### Activity:
Your answer should reproduce every line of the material in which the word "href" occurs.

[Opening Record extracts section]

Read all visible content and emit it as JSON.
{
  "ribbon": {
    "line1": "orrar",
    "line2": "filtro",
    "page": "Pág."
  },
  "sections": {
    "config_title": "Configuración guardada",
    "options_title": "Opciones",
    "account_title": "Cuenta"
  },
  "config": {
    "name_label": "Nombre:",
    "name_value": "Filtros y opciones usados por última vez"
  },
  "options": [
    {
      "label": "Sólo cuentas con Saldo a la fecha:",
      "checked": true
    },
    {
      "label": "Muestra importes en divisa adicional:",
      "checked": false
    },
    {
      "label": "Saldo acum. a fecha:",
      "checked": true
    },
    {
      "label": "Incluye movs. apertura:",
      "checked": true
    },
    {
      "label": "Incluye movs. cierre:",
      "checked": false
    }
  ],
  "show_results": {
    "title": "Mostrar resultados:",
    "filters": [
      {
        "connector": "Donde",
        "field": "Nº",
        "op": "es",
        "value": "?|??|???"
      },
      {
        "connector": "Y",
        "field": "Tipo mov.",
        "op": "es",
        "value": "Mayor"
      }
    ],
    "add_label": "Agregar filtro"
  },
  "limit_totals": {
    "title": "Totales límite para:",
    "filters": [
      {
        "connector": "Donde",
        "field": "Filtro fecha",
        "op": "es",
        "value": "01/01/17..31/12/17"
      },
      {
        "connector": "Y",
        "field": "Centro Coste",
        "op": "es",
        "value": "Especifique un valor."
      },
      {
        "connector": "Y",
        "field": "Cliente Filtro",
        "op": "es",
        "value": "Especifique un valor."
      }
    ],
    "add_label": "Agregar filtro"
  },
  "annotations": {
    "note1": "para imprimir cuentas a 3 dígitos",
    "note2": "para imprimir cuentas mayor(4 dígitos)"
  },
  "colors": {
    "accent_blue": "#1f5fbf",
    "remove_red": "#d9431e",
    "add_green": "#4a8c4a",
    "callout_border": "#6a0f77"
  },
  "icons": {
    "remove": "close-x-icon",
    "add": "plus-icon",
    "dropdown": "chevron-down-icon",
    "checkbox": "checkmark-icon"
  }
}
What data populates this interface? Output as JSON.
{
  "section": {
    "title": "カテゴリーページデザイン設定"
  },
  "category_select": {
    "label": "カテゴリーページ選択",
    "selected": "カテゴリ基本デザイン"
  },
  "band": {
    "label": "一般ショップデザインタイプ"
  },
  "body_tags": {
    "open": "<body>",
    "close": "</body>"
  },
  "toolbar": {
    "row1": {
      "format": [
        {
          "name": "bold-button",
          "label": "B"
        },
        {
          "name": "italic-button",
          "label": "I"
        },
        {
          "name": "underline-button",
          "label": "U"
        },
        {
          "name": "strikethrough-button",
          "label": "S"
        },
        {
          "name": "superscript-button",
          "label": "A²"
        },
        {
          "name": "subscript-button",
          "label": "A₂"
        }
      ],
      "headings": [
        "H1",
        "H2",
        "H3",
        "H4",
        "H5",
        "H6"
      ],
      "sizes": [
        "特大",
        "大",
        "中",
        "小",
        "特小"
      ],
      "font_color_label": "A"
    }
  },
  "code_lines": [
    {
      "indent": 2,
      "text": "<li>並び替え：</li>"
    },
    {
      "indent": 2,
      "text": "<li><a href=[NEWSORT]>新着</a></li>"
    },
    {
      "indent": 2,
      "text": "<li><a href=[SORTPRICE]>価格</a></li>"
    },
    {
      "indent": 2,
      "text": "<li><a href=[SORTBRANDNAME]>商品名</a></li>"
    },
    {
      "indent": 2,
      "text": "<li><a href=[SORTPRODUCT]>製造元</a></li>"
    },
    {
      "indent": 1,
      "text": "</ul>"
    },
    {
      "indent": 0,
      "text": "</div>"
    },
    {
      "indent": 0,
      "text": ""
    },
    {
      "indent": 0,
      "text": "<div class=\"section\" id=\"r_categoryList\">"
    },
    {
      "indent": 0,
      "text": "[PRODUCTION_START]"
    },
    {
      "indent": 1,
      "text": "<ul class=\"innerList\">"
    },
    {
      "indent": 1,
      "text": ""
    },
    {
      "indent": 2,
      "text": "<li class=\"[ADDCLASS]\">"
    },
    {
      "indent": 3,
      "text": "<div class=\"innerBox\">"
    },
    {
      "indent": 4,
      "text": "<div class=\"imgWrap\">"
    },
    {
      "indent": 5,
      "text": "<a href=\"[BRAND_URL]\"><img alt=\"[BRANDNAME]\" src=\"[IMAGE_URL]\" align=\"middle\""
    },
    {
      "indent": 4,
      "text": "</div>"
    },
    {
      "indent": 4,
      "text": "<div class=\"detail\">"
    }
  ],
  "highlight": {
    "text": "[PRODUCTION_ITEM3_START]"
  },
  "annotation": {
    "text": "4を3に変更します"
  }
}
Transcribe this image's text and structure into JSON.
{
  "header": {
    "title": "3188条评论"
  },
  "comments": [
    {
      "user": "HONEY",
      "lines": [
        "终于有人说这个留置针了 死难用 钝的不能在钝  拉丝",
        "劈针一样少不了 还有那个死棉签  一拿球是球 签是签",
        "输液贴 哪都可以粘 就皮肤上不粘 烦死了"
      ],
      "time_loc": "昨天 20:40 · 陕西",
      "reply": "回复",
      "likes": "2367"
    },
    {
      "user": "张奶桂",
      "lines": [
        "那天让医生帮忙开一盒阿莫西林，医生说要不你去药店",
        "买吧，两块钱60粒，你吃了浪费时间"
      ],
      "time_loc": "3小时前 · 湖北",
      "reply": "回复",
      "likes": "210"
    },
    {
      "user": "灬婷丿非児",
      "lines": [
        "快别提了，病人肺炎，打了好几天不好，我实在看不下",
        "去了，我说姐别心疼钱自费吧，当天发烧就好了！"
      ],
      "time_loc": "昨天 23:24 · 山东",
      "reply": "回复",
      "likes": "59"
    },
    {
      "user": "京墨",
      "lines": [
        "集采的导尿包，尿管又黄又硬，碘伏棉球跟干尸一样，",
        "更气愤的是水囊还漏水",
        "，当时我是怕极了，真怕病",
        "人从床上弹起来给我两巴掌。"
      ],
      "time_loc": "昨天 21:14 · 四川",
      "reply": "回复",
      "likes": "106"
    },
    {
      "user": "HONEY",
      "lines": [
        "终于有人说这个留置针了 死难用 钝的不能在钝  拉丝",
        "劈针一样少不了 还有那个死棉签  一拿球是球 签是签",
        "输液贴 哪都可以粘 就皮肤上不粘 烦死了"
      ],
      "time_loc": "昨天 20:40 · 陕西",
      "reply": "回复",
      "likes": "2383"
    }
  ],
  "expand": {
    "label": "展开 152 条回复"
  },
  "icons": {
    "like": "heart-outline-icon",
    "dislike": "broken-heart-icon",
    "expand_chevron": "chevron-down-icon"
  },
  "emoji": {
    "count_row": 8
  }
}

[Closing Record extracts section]

### Solution to the exercise:
      "text": "<li><a href=[NEWSORT]>新着</a></li>"
      "text": "<li><a href=[SORTPRICE]>価格</a></li>"
      "text": "<li><a href=[SORTBRANDNAME]>商品名</a></li>"
      "text": "<li><a href=[SORTPRODUCT]>製造元</a></li>"
      "text": "<a href=\"[BRAND_URL]\"><img alt=\"[BRANDNAME]\" src=\"[IMAGE_URL]\" align=\"middle\""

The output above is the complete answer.